New Zealand has unveiled its new national tourism strategy, designed to maximise the potential of the sector over the next 12 years.
The ‘Tourism 2025’ strategy, which was released this week at the Tourism Industry Association (TIA) Summit in Wellington, identifies the need for New Zealand’s tourism sector to “evolve and adapt” to take advantage of new opportunities. It focuses on five key areas:
Firstly, the need to “prioritise insight”, to enable the sector to track its own performance, which in turn would support the industry’s decision-making processes.
Secondly, the plan identified the need to increase the country’s air connectivity. Ninety-nine percent of New Zealand’s visitors arrive by air, and Tourism 2025 stressed the need for “profitable international and domestic connectivity”.
Thirdly, the plan urges the industry to target “high-value opportunities”, including source markets like China and sectors like international student family visits, which it said “remain a rich, largely untapped, source of value”.
Fourth, Tourism 2025 stressed the need to provide an “outstanding visitor experience”, which in turn would drive repeat visits and word-of-mouth recommendations.
And finally, the plan urged the industry to “focus on productivity for profit” – reducing seasonality issues and encouraging wider regional dispersal of visitors. In line with this, it identified the need to target new markets, such as cruise and MICE, which would improve productivity.

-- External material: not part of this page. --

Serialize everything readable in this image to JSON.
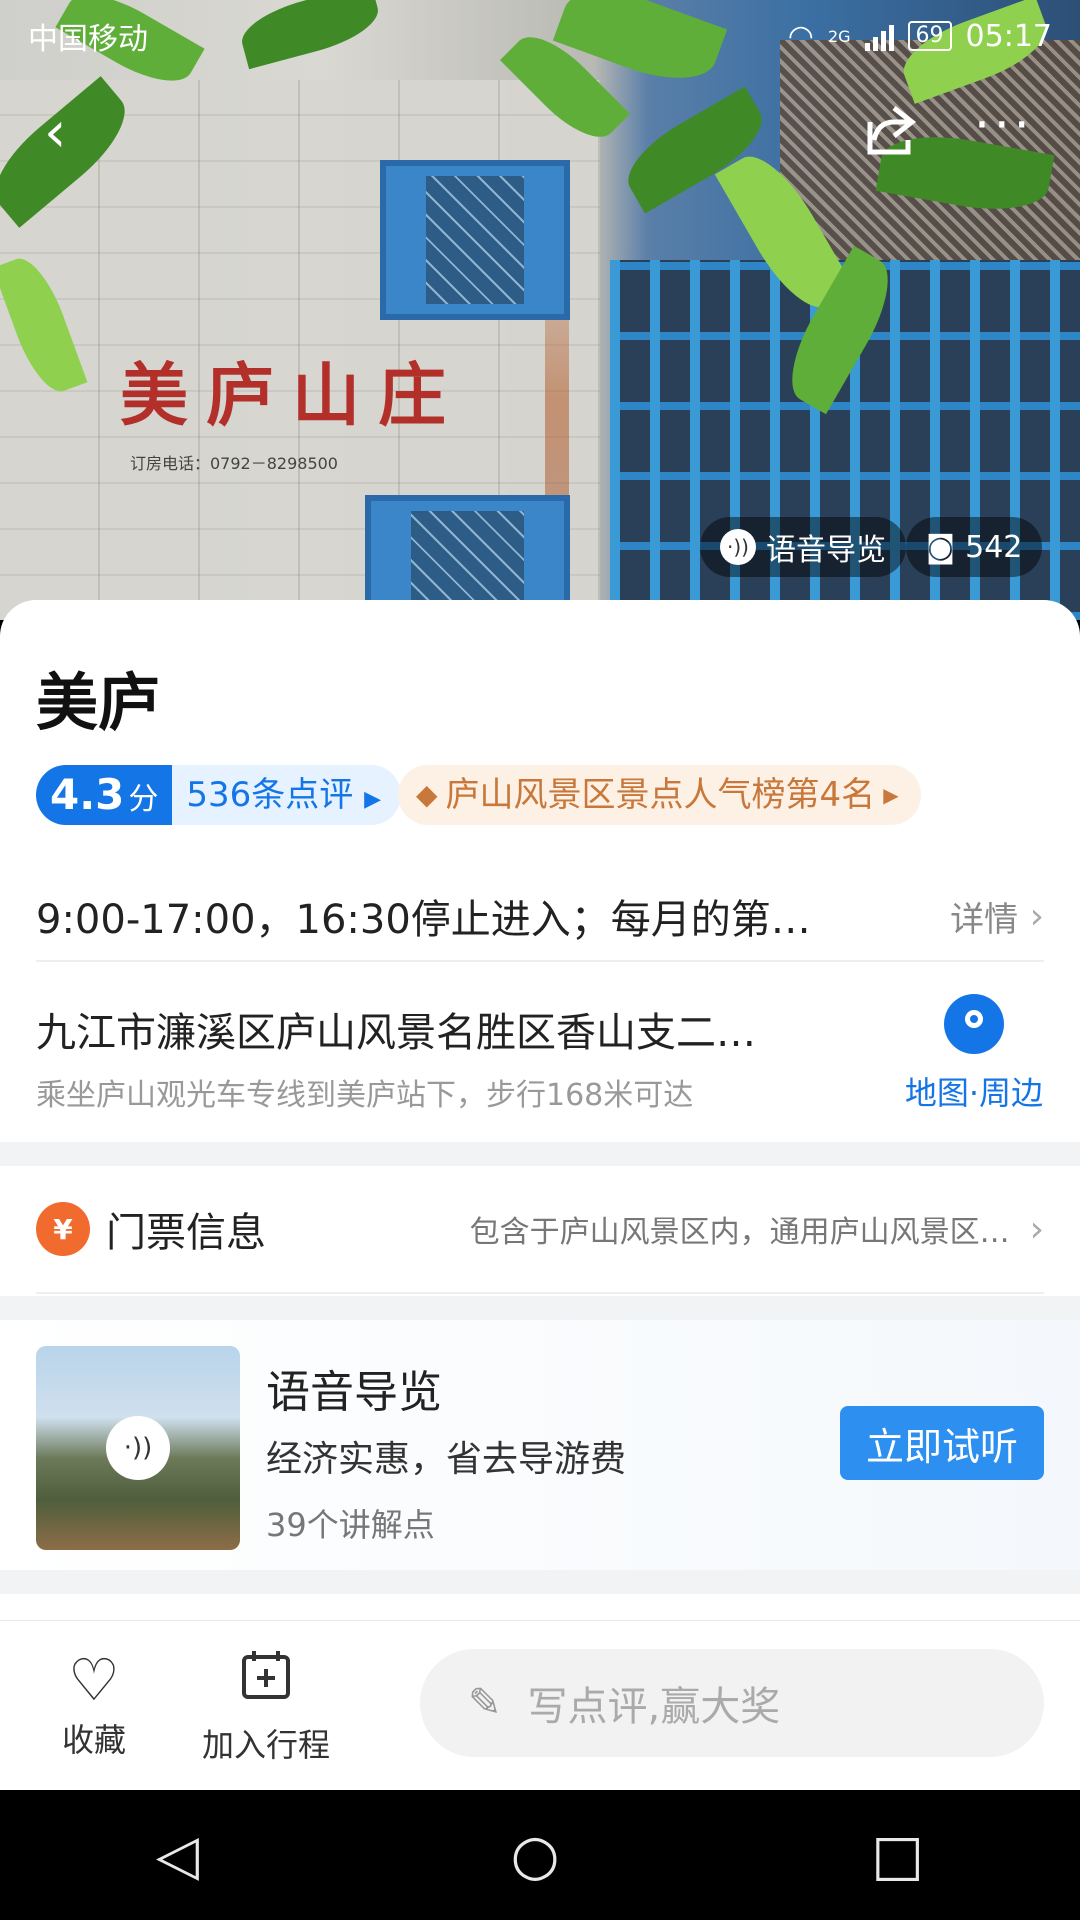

“There is no single solution to growing the value New Zealand gets from tourism. But in developing Tourism 2025 over the last six months we have found a range of areas where there are significant opportunities for the industry to increase its value and its profitability,” said TIA’s chief executive, Martin Snedden.
“Tourism 2025 has a firm focus on value growth – growing yield, profitability and return on investment. We are developing a range of initiatives, some for immediate action and some for longer-term implementation, that will allow the industry to seize the opportunities available,” he added.

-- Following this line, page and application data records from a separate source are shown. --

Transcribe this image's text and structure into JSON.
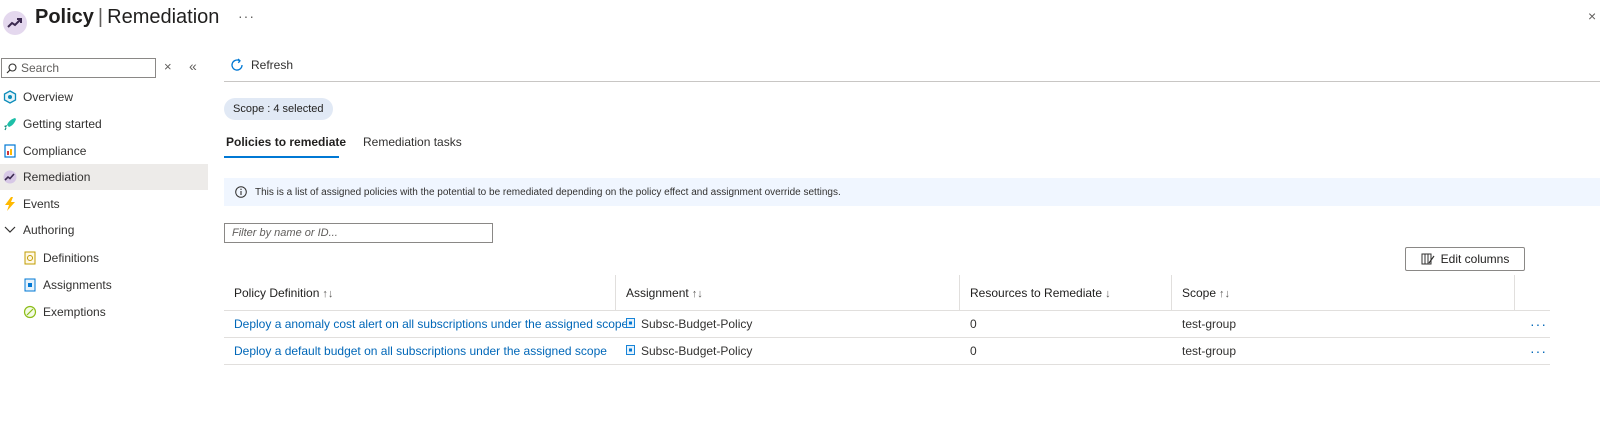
{
  "header": {
    "title": "Policy",
    "separator": "|",
    "subtitle": "Remediation",
    "more": "···",
    "close": "×"
  },
  "sidebar": {
    "search_placeholder": "Search",
    "clear": "×",
    "collapse": "«",
    "items": [
      {
        "label": "Overview",
        "icon": "overview-icon"
      },
      {
        "label": "Getting started",
        "icon": "rocket-icon"
      },
      {
        "label": "Compliance",
        "icon": "compliance-icon"
      },
      {
        "label": "Remediation",
        "icon": "remediation-icon",
        "selected": true
      },
      {
        "label": "Events",
        "icon": "lightning-icon"
      },
      {
        "label": "Authoring",
        "icon": "chevron-down-icon"
      },
      {
        "label": "Definitions",
        "icon": "definitions-icon"
      },
      {
        "label": "Assignments",
        "icon": "assignments-icon"
      },
      {
        "label": "Exemptions",
        "icon": "exemptions-icon"
      }
    ]
  },
  "toolbar": {
    "refresh_label": "Refresh"
  },
  "scope": {
    "label": "Scope : 4 selected"
  },
  "tabs": [
    {
      "label": "Policies to remediate",
      "active": true
    },
    {
      "label": "Remediation tasks",
      "active": false
    }
  ],
  "info": {
    "text": "This is a list of assigned policies with the potential to be remediated depending on the policy effect and assignment override settings."
  },
  "filter": {
    "placeholder": "Filter by name or ID..."
  },
  "edit_columns": {
    "label": "Edit columns"
  },
  "table": {
    "columns": [
      {
        "label": "Policy Definition",
        "sort": "↑↓"
      },
      {
        "label": "Assignment",
        "sort": "↑↓"
      },
      {
        "label": "Resources to Remediate",
        "sort": "↓"
      },
      {
        "label": "Scope",
        "sort": "↑↓"
      }
    ],
    "rows": [
      {
        "policy": "Deploy a anomaly cost alert on all subscriptions under the assigned scope",
        "assignment": "Subsc-Budget-Policy",
        "resources": "0",
        "scope": "test-group",
        "more": "···"
      },
      {
        "policy": "Deploy a default budget on all subscriptions under the assigned scope",
        "assignment": "Subsc-Budget-Policy",
        "resources": "0",
        "scope": "test-group",
        "more": "···"
      }
    ]
  },
  "colors": {
    "accent": "#0078d4",
    "link": "#0067b8",
    "selected_bg": "#edebe9",
    "info_bg": "#f0f6ff"
  }
}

Tourism New Zealand welcomed the plan, which it said would help the country achieve “long-term, enduring, value-based growth”.

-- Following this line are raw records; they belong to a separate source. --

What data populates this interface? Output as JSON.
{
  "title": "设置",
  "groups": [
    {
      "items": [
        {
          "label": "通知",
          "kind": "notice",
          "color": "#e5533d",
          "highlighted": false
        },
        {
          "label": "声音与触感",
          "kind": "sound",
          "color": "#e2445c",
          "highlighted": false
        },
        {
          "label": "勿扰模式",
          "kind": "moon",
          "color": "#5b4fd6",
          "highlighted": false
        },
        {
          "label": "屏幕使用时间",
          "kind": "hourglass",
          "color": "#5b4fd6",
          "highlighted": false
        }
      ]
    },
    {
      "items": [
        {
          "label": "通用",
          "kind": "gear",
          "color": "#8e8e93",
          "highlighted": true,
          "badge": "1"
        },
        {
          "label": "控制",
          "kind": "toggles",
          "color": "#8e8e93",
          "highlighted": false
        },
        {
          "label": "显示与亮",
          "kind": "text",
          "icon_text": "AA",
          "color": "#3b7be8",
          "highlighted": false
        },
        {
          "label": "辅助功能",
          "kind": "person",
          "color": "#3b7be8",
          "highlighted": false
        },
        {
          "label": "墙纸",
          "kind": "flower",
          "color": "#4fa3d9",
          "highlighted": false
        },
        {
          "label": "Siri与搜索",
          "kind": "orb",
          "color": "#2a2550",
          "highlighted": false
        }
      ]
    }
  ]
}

“Change in this industry is constant and as a collective, we need to be constantly re-visiting and re-evaluating what we are doing in order to adapt,” said the tourism board’s chief executive, Kevin Bowler. “This framework… provide[s] the ‘big picture’ thinking that the whole industry can come in behind.”